● **AIM OF THE EXERCISE**
Looking through the listing that follows, count every line with the string "Subscriptions" and state the number alone.

● **EXTRACTED ENTRIES**
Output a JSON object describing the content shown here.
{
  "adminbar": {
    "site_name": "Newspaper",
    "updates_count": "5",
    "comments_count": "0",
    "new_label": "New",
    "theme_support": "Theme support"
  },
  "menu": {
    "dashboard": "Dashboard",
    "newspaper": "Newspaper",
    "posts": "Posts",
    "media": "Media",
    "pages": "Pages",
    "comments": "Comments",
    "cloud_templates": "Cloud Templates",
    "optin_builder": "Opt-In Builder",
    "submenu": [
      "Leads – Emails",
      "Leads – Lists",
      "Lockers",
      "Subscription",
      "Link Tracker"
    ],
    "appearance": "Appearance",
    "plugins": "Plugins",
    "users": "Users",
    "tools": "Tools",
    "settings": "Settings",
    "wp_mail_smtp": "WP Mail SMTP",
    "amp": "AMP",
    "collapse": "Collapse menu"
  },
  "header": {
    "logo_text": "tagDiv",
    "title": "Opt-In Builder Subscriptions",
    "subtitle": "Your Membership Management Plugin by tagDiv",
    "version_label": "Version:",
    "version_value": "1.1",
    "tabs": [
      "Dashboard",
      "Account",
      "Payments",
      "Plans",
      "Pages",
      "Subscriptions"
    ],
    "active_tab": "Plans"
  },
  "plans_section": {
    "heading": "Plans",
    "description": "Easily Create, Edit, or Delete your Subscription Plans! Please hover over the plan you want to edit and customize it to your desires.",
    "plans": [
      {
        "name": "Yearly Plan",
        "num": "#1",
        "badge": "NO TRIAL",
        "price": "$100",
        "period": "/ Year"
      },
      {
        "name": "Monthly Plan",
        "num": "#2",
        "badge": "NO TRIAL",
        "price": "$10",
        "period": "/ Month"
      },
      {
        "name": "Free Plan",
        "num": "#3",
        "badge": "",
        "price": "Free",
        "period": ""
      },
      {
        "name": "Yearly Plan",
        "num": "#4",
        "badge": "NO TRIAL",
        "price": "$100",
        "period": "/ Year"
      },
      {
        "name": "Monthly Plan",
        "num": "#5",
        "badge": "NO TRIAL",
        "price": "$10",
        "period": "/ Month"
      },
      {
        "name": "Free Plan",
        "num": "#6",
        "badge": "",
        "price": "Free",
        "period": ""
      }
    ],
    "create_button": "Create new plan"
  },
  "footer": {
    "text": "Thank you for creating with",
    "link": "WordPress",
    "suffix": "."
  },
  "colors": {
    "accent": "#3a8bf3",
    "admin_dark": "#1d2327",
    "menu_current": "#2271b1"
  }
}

● **WRITTEN SOLUTION**
2